    Speaking of Next Gen…. it was the only magazine I subscribed to. When they were at their A game they were exactly what I wanted. In depth interviews with good critical questions, industry wide perspective articles, and short, brief previews/reviews sections that didn’t beat around the bush. They often made some stupid predictions, but they also did a damn good job at guessing how the previous gen would turn out. I was sad to see their last few issues fall so short. They gave Grand Theft Auto 3 a 4/5, but Dead or Alive 3 and that Microsoft NFL game 5/5. Apparently their plan was to make it into Official Xbox Magazine Jr.

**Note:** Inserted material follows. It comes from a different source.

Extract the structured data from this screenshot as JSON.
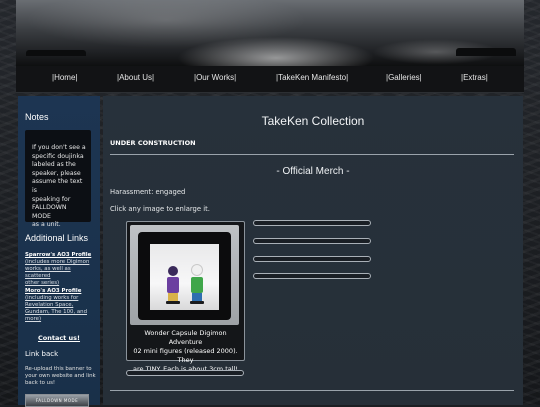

    I never did try out EGM, so perhaps it had a Next Gen vibe. If so, I regret my choice. In short, I think Parish has it right – Japan loves the depth of specific communities, and the UK has a very unique era to discuss. In the US it is very much about breadth. People want reviews, previews, tips and tricks, just like they get online. I think a mag aimed towards editorial and retrospective would be received by some, even at a higher price to sustain itself, but it would have to work hard to change the fundamental ideas we have of what a gaming magazine should be in order to convince people that yes, this is okay.

  37. Where can one find copies of Continue magazine for sale? It seems like the regular suspects of Ebay/Amazon are leaving me dry.

  38. Levi beat me to it; I can’t speak for other Future publications, but Nintendo Power has had an impressive track record of late for scooping even the almighty internet for information, screens, and the like.

    Also, Retro Gamer is pretty cool, I wish I could check that out more. Too damn pricey, though, for those import magazines.

  39. I’m glad your covered this Parish. I continually see more and more similarities between Japan and the UK gaming culture. Sure, they’re different cultures, but it’s not like tea and the homegrown doujin/demoscenes keep them that much separate, along with the home publications. Though while I do think geography does have something to do with it, I also think it’s because of the competitive nature of American markets that make such small publications like these prohibitive.

Comments are closed.